**Goal of the exercise:** The data below should be retyped exactly, with the pictures left out.

* * *

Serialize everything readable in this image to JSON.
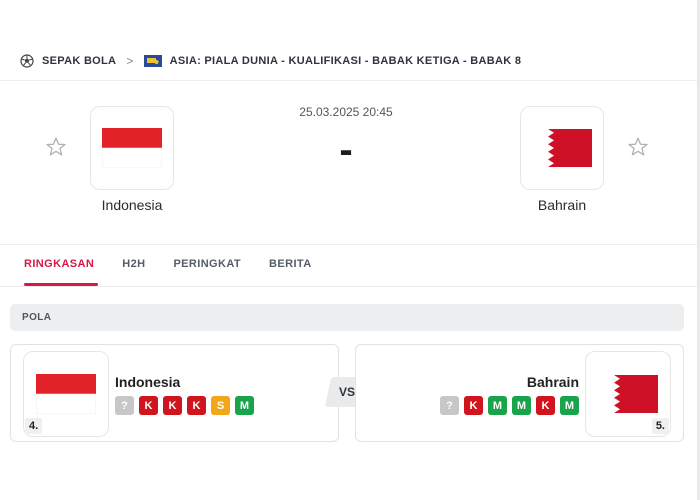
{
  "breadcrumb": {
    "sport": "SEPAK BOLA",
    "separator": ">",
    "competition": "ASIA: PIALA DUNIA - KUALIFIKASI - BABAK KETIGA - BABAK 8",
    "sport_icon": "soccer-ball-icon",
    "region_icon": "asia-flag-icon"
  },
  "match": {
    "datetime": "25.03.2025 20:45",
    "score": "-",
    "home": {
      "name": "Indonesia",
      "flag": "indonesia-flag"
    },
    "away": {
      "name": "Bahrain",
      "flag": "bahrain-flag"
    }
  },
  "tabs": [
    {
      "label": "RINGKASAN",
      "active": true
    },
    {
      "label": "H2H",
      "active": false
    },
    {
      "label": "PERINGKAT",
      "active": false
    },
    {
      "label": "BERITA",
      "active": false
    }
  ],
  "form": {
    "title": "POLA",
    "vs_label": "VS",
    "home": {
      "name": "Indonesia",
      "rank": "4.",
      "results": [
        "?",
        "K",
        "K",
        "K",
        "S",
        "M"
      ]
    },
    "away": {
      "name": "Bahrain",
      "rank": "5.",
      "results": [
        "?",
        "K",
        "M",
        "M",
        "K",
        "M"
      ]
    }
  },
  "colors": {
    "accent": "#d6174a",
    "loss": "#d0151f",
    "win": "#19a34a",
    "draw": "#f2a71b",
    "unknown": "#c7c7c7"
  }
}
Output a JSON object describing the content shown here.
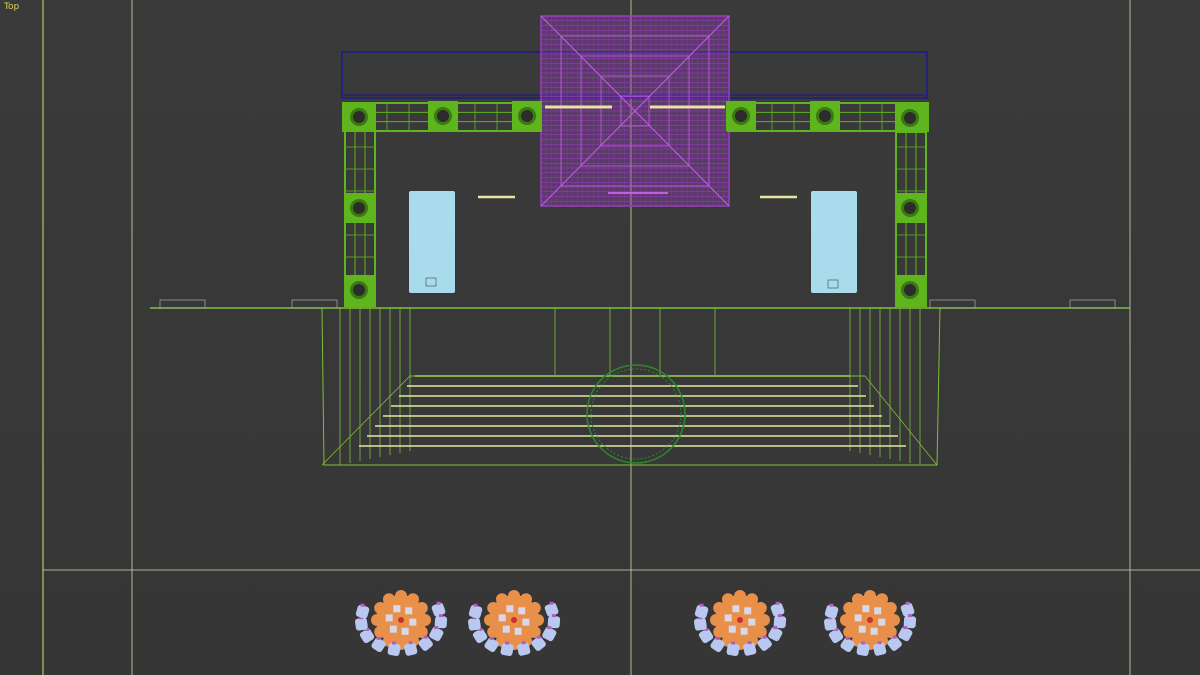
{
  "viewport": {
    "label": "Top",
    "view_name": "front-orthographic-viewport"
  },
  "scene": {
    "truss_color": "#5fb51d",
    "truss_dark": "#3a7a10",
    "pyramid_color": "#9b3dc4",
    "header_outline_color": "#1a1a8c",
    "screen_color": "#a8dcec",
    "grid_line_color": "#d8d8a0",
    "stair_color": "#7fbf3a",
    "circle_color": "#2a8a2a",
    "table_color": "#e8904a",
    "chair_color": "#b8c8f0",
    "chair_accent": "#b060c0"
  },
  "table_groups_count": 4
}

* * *

**Reply to the exercise:**
Serialize everything readable in this image to JSON.
{
  "breadcrumb": {
    "sport": "SEPAK BOLA",
    "separator": ">",
    "competition": "ASIA: PIALA DUNIA - KUALIFIKASI - BABAK KETIGA - BABAK 8",
    "sport_icon": "soccer-ball-icon",
    "region_icon": "asia-flag-icon"
  },
  "match": {
    "datetime": "25.03.2025 20:45",
    "score": "-",
    "home": {
      "name": "Indonesia",
      "flag": "indonesia-flag"
    },
    "away": {
      "name": "Bahrain",
      "flag": "bahrain-flag"
    }
  },
  "tabs": [
    {
      "label": "RINGKASAN",
      "active": true
    },
    {
      "label": "H2H",
      "active": false
    },
    {
      "label": "PERINGKAT",
      "active": false
    },
    {
      "label": "BERITA",
      "active": false
    }
  ],
  "form": {
    "title": "POLA",
    "vs_label": "VS",
    "home": {
      "name": "Indonesia",
      "rank": "4.",
      "results": [
        "?",
        "K",
        "K",
        "K",
        "S",
        "M"
      ]
    },
    "away": {
      "name": "Bahrain",
      "rank": "5.",
      "results": [
        "?",
        "K",
        "M",
        "M",
        "K",
        "M"
      ]
    }
  },
  "colors": {
    "accent": "#d6174a",
    "loss": "#d0151f",
    "win": "#19a34a",
    "draw": "#f2a71b",
    "unknown": "#c7c7c7"
  }
}
Output a JSON object describing the content shown here.
{
  "viewport": {
    "label": "Top",
    "view_name": "front-orthographic-viewport"
  },
  "scene": {
    "truss_color": "#5fb51d",
    "truss_dark": "#3a7a10",
    "pyramid_color": "#9b3dc4",
    "header_outline_color": "#1a1a8c",
    "screen_color": "#a8dcec",
    "grid_line_color": "#d8d8a0",
    "stair_color": "#7fbf3a",
    "circle_color": "#2a8a2a",
    "table_color": "#e8904a",
    "chair_color": "#b8c8f0",
    "chair_accent": "#b060c0"
  },
  "table_groups_count": 4
}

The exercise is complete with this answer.